French PM to unveil details of controversial pension reform on Wednesday

MOSCOW, Dec 11: French Prime Minister Edouard Philippe on Wednesday is expected to present the entire draft of the pension reform that has stirred the country over the past week, prompting thousands of concerned French workers to take to the streets in a nationwide general strike and tumultuous protests.
Philippe will present the draft reform before the French Economic, Social and Environmental Council at noon (11:00 GMT). He is also expected to set the date of when the new system will begin being implemented.
Prior to that, the government held consultations with the unions to learn more about their concrete expectations and concerns.
The existing pension system of France has workers retire at the age of 62 with an average pension of 75 percent of their pre-retirement earnings. Aside from that, there are also 42 retirement plans for separate categories of workers.
These plans are sector-specific and account for exceptions and privileges in terms of the age at which workers of a given industry can retire and the amount they would be paid in pension. For example, railroad workers can retire at 54 as a compensation for harder working conditions and be getting about 2,000 euros ($2,200).
The new system will cancel all exceptions and privileges and have workers retire at the same age and only after collecting the required minimum of points for the number of years at work. The pension itself will be calculated on the basis of average salary throughout the entire career rather than the highest or final one, as it is now.
That the existing existing French pension system will be abandoned is known for a fact. French President Emmanuel Macron has pledged to see the reform through – something many see as his attempt to save face after concessions to the Yellow Vests.
Announcing the unveiling of the draft last week, Philippe also said that workers would have to reconcile with switching to a unified pension system because that is what had happened in other countries with an economic level comparable to the French. What remains unknown is how and how soon the new system will be integrated.
Since December 5, hundreds of thousands-strong rallies of public and private sector workers engulfed the nation, with the epicenter of marches being in Paris. By Saturday, the French capital was caught in havoc as anti-pension reform protests paralleled with the Yellow Vests.
Essentially, the French workers fear that they would be paid less for working longer.
Replacing the old system needs time and the proposed reform is not thought-out enough to be implemented right away, Jean-Marc Schaeffer, secretary general of the UNSA Retraites trade union, told Sputnik.
He argued that the government has no big plan to rely upon and is only guided by the report of Jean-Paul Delevoye, high commissioner for pension reform. The proposed reform needs to be modified in a way to account for certain professional hardships, such as life expectancy varying from job to job, rather than putting everyone in a single melting pot.
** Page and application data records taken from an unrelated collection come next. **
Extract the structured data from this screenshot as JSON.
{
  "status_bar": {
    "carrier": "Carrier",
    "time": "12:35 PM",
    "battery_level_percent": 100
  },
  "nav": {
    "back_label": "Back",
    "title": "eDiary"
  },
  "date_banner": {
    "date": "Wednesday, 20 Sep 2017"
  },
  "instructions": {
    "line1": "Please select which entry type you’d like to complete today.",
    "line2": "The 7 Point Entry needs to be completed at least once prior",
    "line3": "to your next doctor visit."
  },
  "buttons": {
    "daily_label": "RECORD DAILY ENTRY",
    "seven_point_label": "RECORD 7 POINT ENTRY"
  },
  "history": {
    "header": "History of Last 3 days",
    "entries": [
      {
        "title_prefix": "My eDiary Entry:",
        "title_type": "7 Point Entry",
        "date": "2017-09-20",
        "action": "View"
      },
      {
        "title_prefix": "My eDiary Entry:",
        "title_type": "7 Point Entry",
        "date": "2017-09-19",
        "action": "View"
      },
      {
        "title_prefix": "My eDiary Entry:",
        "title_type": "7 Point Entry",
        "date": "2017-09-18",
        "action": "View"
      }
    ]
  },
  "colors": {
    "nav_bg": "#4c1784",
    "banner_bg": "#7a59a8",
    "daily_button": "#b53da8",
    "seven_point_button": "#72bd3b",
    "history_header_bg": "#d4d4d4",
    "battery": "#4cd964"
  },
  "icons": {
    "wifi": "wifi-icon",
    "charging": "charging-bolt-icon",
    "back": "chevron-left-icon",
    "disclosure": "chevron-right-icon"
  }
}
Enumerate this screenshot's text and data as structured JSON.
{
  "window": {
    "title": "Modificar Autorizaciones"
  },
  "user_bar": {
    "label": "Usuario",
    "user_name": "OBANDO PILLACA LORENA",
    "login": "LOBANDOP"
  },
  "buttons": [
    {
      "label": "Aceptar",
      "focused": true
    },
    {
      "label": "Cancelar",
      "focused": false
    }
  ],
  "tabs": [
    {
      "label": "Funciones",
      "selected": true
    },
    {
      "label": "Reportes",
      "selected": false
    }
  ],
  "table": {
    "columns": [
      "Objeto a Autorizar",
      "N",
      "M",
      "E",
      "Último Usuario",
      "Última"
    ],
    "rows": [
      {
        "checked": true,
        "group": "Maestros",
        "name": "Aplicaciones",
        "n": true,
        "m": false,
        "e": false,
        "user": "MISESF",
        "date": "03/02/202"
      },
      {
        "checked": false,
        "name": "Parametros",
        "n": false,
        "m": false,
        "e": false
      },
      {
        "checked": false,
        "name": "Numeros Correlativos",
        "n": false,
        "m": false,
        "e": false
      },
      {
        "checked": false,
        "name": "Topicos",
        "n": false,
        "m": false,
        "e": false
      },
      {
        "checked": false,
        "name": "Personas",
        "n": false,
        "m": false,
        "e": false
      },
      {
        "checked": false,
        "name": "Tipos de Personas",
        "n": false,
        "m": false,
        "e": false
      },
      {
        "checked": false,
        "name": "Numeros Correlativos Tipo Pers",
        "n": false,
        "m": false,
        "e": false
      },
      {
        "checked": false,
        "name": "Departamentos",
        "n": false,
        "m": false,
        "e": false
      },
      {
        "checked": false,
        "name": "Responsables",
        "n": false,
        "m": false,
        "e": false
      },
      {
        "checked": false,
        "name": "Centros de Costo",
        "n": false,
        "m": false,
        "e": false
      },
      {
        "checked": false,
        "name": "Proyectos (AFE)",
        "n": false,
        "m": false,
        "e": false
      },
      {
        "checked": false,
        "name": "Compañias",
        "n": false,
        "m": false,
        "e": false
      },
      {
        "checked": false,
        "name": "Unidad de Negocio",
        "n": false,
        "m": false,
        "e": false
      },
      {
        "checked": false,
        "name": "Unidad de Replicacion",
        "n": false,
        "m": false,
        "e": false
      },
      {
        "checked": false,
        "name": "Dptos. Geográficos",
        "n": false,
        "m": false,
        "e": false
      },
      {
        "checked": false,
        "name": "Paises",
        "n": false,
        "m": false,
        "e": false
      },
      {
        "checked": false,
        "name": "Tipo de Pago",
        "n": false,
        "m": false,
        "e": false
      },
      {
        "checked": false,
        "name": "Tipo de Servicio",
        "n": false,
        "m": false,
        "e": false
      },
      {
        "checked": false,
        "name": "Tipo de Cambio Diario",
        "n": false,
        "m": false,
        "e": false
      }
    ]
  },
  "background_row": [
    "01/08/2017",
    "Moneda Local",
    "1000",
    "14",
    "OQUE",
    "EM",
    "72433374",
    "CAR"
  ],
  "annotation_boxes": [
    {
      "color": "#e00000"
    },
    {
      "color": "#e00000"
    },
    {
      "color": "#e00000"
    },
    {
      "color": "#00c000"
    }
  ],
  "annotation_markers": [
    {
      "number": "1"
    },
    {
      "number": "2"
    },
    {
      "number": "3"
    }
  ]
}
There is also a call among protesters to make the new system applicable only to younger workers who vote for it.
Public transportation in France continues experiencing disruptions due to the industrial action.